follow Dictionary.com

Stories We Like: Novels For Language Lovers

incapable

[in-key-puh-buh l] /ɪnˈkeɪ pə bəl/
adjective
1.
not capable.
2.
not having the necessary ability, qualification, or strength to perform some specified act or function:
As an administrator, he is simply incapable.
3.
without ordinary capability; incompetent.
noun
4.
a thoroughly incompetent person, especially one of defective mentality.
Idioms
5.
incapable of,
  1. not having the ability, qualification, or strength for (a specified act or function).
  2. not open to; not susceptible to or admitting:
    These materials are incapable of exact measurement.
  3. legally unqualified for.
Origin
1585-1595
1585-95; < Late Latin incapābilis. See in-3, capable
Related forms
incapability, incapableness, noun
incapably, adverb
Synonyms
1. Incapable, incompetent, inefficient, unable are applied to a person or thing that is lacking in ability, preparation, or power for whatever is to be done. Incapable usually means inherently lacking in ability or power: incapable of appreciating music; a bridge incapable of carrying heavy loads. Incompetent, generally used only of persons, means unfit or unqualified for a particular task: incompetent as an administrator. Inefficient means wasteful in the use of effort or power: an inefficient manager; inefficient methods. Unable usually refers to a temporary condition of inability to do some specific thing: unable to relax, to go to a concert. 2. impotent, unqualified.
Antonyms
1. able.
Dictionary.com Unabridged
Based on the Random House Dictionary, © Random House, Inc. 2014.
Cite This Source
Examples from the web for incapable
  • They're convinced painters are incapable of reason and oblivious to real-world matters.
  • His government was also incapable of agreeing on, and then steering through parliament, the necessary measures.
  • The queen bee is incapable of feeding herself or grooming herself.
  • For years, scientists believed that damaged nerve tissue could not be repaired because neurons are incapable of regeneration.
  • West seems virtually incapable of making a bad record.
  • All by itself it renders the project incapable of finding out what the researchers say they wanted to find out.
  • In research labs, captive mothers are often incapable of raising their infants.
  • But these students are completely incapable of explaining why they are doing the research.
  • incapable of finding enough mates to ensure their survival, the dinosaurs were wiped out.
  • People are incapable of organizing groups, planning,and finding inspiration without leadership.
British Dictionary definitions for incapable

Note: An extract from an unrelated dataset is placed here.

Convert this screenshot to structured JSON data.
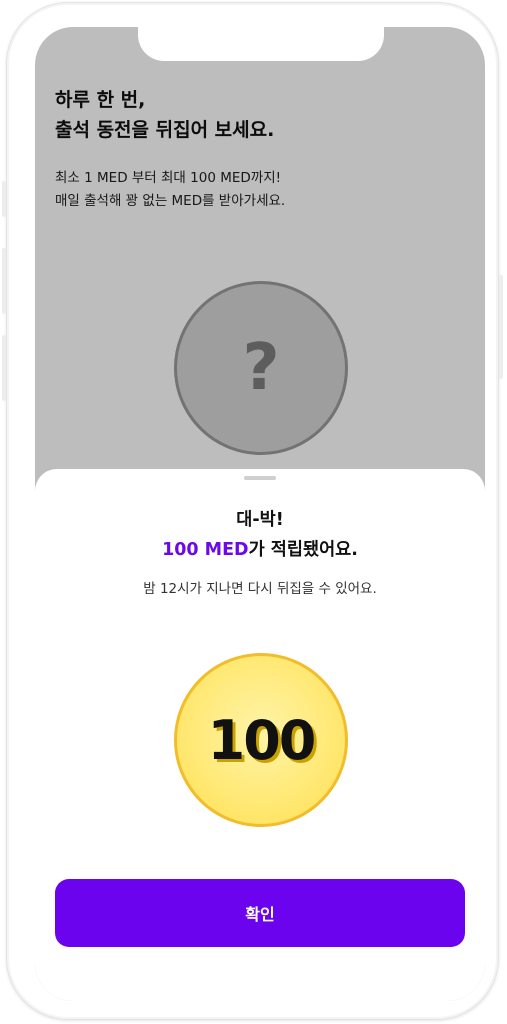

incapable

/ɪnˈkeɪpəbəl/
adjective
1.
when postpositive, often foll by of. not capable (of); lacking the ability (to)
2.
powerless or helpless, as through injury or intoxication
3.
(postpositive) foll by of. not susceptible (to); not admitting (of): a problem incapable of solution
Derived Forms
incapability, incapableness, noun
incapably, adverb
Collins English Dictionary - Complete & Unabridged 2012 Digital Edition
© William Collins Sons & Co. Ltd. 1979, 1986 © HarperCollins
Publishers 1998, 2000, 2003, 2005, 2006, 2007, 2009, 2012
Cite This Source
Word Origin and History for incapable
adj.

1590s, from Middle French incapable and directly from Medieval Latin incapabilis, from in- "not" (see in- (1)) + capabilis (see capable). Related: Incapably; incapability.

Online Etymology Dictionary, © 2010 Douglas Harper
Cite This Source

Word of the Day

Click to see easier and harder words for incapable

Word Value for incapable

15
20
Scrabble Words With Friends

Quotes with incapable

Nearby words for incapable